Of course, like most city rankings, this one is based on an arbitrary weighting of an arbitrary list of factors. For example, they include "standard of living" as a category. What does this have to do with sustainability?. Unless the goal is to jack up the ranking of wealthy California cities.
They omit a variable for land-use patterns. If you're worried about open space -- and I'm sure NRDC is -- this omission is inexplicable. I'm more sanguine about suburban development than many, but even I am surprised by this omission.
But mostly the problem is how they weight the factors. If climate change is the most pressing problem facing us today, then shouldn't energy consumption get the most weight? I think it should. And Austin fares very poorly on energy consumption. It's 100+ degrees here in the summer. My air conditioner runs virtually non-stop, and will until late September. Adding a relative handful of low-energy buildings to the existing housing stock won't budge our average energy consumption.
Ditto with transportation. TTI just yesterday released a report identifying Austin as one of the most congested cities its size. I don't know what NRDC means by "sustainable" (I think the word has essentially lost all meaning through overuse), but does NRDC really believe that spending an inordinate amount of time in traffic, burning extra fuel, is a sustainable transportation pattern?
I could go on. Water. Yes, we've got pretty stringent water controls. But then we live in an area that is frequently parched. Each Austin resident puts a greater strain on local water resources than each resident of, say, Cleveland.

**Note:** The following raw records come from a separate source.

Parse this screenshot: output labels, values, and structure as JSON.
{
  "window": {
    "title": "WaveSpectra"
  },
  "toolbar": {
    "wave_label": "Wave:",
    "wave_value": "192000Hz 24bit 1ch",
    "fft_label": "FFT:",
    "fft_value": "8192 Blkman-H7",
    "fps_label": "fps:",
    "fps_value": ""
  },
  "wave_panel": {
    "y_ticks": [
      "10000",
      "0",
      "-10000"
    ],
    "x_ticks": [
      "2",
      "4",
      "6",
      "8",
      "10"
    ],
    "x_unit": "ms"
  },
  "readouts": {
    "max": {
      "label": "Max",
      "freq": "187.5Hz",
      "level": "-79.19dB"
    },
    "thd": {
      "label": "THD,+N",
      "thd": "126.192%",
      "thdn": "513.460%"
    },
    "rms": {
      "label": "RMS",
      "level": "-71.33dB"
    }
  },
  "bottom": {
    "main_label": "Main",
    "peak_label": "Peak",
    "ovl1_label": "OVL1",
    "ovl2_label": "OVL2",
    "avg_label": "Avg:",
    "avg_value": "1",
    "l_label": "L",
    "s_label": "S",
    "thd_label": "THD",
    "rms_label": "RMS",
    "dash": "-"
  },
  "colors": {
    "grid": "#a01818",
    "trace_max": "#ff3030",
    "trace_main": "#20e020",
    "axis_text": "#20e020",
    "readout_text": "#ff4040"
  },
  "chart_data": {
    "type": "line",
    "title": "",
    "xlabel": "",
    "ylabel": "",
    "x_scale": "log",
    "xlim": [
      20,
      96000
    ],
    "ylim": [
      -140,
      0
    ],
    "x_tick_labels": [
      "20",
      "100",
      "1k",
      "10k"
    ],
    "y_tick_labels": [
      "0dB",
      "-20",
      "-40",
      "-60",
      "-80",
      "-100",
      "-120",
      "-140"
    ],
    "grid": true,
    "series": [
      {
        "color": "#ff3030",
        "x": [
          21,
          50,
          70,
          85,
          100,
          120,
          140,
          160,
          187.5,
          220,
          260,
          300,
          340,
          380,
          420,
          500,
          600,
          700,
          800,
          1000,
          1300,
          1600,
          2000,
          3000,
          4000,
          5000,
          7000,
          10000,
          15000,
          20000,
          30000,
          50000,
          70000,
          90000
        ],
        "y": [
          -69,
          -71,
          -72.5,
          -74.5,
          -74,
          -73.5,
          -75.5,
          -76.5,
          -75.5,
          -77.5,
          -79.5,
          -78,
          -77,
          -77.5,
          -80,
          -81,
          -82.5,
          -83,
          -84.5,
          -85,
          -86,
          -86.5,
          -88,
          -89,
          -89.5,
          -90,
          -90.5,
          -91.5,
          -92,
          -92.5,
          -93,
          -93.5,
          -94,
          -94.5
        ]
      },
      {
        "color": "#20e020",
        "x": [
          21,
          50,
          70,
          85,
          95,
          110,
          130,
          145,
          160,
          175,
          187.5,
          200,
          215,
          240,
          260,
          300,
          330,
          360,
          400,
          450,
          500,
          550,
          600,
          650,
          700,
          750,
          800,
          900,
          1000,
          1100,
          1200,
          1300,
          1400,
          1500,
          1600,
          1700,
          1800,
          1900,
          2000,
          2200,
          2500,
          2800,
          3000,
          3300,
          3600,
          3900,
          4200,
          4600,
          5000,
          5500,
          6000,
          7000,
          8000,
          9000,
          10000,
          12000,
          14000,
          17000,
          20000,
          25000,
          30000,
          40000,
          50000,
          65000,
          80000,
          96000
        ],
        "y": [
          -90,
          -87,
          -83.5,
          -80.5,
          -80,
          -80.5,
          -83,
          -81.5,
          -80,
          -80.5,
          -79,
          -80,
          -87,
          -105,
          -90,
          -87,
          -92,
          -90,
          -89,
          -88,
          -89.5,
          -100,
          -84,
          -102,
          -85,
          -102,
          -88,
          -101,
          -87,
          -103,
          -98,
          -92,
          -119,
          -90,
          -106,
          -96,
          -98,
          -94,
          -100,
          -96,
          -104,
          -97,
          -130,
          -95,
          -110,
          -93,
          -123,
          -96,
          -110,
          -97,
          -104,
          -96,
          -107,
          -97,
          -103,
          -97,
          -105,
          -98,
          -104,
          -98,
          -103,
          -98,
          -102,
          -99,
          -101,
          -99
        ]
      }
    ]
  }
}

This will piss a lot of Austinites off, but probably the greenest Austinite is the one who moves to a city with a milder climate, more water, and less congestion.